WO2010091170A1 (en) * 2009-02-05 2010-08-12 Magna-Lastic Devices, Inc. Battery state of charge sensor
US9086460B2 (en) 2009-02-05 2015-07-21 Methode Electronics, Inc. Apparatus and method for monitoring the state of charge of a battery cell
JP2012517094A (en) * 2009-02-05 2012-07-26 マグナ−ラスティック ディヴァイシーズ、インコーポレイテッド Battery charge state sensor
CN103149534B (en) * 2011-12-07 2016-04-27 通用汽车环球科技运作有限责任公司 For determining the state of charge of the lithium iron phosphate ion battery transformer a magnetic sensor
CN103149534A (en) * 2011-12-07 2013-06-12 通用汽车环球科技运作有限责任公司 Magnetic sensor transformer for determining state of charge for iron phosphate lithium ion batteries
US20150022159A1 (en) * 2012-01-09 2015-01-22 Commissariat à l'énergie atomique et aux énergies alternatives Detection of a malfunction in an electrochemical accumulator
US20160377683A1 (en) * 2014-02-13 2016-12-29 Robert Bosch Gmbh Method and device for measuring a battery cell current

Also Published As

Publication number Publication date Type
EP0388099A3 (en) 1991-08-21 application
EP0388099A2 (en) 1990-09-19 application
DE69005672T2 (en) 1994-06-01 grant
DE69005672D1 (en) 1994-02-17 grant
GB8905708D0 (en) 1989-04-26 grant
EP0388099B1 (en) 1994-01-05 grant
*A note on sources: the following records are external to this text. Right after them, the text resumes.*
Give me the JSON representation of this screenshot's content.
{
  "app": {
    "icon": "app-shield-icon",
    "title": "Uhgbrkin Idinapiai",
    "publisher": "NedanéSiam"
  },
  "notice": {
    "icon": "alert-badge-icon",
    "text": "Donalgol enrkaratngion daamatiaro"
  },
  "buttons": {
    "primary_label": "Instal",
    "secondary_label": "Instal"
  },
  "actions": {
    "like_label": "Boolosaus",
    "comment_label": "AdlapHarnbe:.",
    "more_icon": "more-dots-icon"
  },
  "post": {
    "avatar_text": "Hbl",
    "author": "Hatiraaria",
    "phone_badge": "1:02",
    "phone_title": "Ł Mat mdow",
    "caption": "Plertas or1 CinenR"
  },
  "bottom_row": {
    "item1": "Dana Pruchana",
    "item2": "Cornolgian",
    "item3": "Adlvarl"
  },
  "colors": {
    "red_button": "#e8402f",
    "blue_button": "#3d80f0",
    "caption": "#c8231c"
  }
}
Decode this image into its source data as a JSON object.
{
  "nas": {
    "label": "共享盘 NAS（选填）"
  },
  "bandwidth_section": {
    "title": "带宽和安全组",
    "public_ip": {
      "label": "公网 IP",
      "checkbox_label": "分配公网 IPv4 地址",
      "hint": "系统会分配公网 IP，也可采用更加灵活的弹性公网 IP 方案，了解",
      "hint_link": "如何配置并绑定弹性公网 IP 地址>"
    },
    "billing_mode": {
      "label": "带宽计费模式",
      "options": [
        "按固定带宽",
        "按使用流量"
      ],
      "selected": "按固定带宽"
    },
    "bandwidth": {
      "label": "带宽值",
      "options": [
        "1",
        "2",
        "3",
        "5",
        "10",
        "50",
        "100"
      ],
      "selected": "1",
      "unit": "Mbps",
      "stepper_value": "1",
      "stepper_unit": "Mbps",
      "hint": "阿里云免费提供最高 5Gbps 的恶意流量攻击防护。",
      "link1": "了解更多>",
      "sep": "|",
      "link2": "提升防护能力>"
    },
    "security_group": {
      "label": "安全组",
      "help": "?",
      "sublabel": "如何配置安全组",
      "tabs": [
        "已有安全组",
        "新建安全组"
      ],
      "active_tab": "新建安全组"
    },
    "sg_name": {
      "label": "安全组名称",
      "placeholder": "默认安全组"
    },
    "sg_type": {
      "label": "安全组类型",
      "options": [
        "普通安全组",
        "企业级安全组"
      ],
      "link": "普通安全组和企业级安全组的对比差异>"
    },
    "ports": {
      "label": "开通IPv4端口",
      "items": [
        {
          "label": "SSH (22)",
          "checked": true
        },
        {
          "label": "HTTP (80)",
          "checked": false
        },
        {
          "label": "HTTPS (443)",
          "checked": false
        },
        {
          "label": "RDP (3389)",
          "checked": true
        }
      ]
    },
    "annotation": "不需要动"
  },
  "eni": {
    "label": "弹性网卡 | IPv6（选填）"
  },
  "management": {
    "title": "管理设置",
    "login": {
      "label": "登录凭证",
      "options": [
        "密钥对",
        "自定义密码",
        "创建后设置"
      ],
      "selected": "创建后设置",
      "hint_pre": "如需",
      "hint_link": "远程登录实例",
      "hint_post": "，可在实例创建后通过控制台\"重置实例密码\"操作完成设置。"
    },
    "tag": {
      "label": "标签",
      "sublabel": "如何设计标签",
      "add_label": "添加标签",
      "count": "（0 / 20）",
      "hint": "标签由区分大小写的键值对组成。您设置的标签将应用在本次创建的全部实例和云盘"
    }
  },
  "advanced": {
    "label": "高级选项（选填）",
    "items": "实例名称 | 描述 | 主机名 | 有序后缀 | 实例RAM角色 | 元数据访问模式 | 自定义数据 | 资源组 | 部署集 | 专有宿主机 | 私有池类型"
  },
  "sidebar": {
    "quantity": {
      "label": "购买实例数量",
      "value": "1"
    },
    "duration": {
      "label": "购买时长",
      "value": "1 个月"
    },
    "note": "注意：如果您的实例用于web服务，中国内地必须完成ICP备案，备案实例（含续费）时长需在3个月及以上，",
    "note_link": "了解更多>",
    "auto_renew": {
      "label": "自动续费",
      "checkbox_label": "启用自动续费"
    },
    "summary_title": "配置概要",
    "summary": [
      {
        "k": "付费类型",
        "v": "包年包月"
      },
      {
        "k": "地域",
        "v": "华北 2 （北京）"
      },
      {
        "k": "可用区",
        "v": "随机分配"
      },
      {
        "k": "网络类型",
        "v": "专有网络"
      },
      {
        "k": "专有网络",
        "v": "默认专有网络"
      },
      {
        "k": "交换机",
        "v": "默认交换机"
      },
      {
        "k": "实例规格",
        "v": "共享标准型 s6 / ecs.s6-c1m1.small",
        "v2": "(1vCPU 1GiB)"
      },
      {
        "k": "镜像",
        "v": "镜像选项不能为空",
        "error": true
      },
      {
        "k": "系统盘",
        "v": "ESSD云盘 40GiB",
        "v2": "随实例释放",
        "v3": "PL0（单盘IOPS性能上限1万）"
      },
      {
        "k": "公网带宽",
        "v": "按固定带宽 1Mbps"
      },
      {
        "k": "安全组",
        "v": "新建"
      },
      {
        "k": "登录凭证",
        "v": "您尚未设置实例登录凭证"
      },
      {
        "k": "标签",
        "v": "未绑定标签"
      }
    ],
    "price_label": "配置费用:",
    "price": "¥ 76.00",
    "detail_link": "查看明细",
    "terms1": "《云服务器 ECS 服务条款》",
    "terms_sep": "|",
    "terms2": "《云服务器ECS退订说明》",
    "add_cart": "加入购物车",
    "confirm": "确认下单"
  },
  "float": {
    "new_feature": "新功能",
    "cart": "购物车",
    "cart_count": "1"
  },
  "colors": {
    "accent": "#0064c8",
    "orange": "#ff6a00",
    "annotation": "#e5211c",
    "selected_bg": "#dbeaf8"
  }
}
Similar Documents

Publication Publication Date Title
US3487284A (en) Method and apparatus for charging storage batteries
US6495992B1 (en) Method and apparatus for charging batteries utilizing heterogeneous reaction kinetics
US4767977A (en) Battery charger
US6229286B1 (en) Charging controller
US6225708B1 (en) Uninterruptable power supply
US5278509A (en) Method for monitoring battery discharge by determining the second derivative of battery voltage over time
US5055656A (en) Battery heating system using instantaneous excess capacity of a vehicle electrical power generating subsystem
US5777399A (en) Portable electronic apparatus and charge controlling method for portable electronic apparatus
US5136231A (en) Ni-cad battery charge rate controller
US5166596A (en) Battery charger having variable-magnitude charging current source
US3735233A (en) Battery charger apparatus having multiple modes of operation and automatic switching therebetween
US5416402A (en) State of charge indicator for deep-cycle application
US5469042A (en) Charging monitor for electrical accumulators
US4673826A (en) Autonomous uninterruptable power supply apparatus
US5250903A (en) Method and apparatus using oscillatory magnetic field to determine state of charge of an electrolytic storage cell
US7501795B2 (en) Battery charger with booster pack
US5122722A (en) Battery charging system
US6181103B1 (en) Advanced intelligent computer power management system
US5754027A (en) Battery pack and associated charging system
US5625237A (en) Remove power source device having improved capacity indication capability, and an electronic device using the removable power source device
US5831412A (en) System for executing charge control of a secondary battery and detecting the capacitance thereof
US5371456A (en) Power supply and battery charging system
US4021718A (en) Battery monitoring apparatus
US4424491A (en) Automatic voltage imbalance detector
Seaman et al. A survey of mathematics-based equivalent-circuit and electrochemical battery models for hybrid and electric vehicle simulation

Legal Events

Date Code Title Description
AS Assignment

Owner name: YUASA BATTERY (UK) LIMITED, GREAT BRITAIN

Free format text: ASSIGNMENT OF ASSIGNORS INTEREST.;ASSIGNOR:STEVENSON, PETER R.;REEL/FRAME:005317/0488

Effective date: 19900307

FPAY Fee payment

Year of fee payment: 4

FPAY Fee payment

Year of fee payment: 8

FPAY Fee payment

Year of fee payment: 12